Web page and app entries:
Start of Block
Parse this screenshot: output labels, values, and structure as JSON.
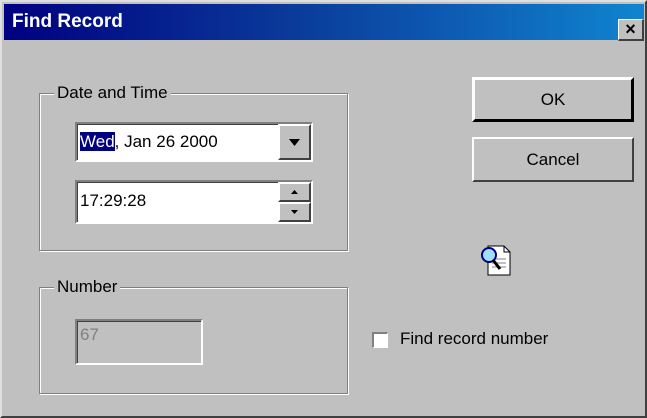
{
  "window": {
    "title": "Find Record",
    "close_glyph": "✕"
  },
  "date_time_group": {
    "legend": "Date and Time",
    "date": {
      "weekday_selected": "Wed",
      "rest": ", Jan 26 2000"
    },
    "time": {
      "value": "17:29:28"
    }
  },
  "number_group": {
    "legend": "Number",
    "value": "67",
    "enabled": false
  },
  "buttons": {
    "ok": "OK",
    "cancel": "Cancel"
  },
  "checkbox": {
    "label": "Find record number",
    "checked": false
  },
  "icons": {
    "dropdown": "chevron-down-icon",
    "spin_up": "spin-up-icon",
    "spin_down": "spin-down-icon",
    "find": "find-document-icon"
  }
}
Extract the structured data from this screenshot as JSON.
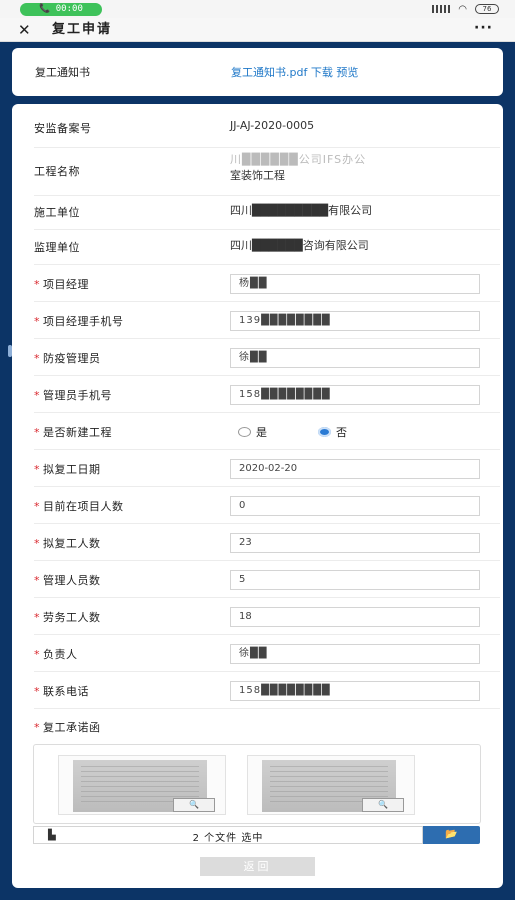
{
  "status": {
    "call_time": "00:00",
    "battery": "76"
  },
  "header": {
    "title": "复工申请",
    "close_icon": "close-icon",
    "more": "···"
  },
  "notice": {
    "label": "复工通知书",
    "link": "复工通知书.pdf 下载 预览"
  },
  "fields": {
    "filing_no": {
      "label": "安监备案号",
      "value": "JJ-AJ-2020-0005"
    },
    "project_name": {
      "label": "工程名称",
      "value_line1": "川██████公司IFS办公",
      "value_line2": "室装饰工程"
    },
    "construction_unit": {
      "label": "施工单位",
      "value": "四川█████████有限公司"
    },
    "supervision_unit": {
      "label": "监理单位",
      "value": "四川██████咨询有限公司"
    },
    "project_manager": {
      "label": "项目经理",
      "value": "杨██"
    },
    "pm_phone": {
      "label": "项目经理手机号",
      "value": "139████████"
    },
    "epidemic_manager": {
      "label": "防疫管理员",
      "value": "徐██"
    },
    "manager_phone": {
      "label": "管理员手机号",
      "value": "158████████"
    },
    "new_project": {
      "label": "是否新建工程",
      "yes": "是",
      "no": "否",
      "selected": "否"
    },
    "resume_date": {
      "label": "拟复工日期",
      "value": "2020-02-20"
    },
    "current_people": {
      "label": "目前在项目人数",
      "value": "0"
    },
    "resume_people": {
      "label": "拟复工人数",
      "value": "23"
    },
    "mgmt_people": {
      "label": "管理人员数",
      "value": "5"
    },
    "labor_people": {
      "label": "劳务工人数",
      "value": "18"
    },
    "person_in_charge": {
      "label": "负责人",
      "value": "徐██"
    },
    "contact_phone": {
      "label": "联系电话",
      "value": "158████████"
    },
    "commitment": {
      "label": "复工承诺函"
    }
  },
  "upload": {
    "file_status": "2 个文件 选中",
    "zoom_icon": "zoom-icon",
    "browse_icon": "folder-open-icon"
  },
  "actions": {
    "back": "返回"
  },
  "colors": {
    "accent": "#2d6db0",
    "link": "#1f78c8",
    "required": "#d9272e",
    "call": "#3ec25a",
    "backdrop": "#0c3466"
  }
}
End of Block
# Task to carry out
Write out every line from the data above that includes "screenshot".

# Solution below
Parse this screenshot: output labels, values, and structure as JSON.
Extract the structured data from this screenshot as JSON.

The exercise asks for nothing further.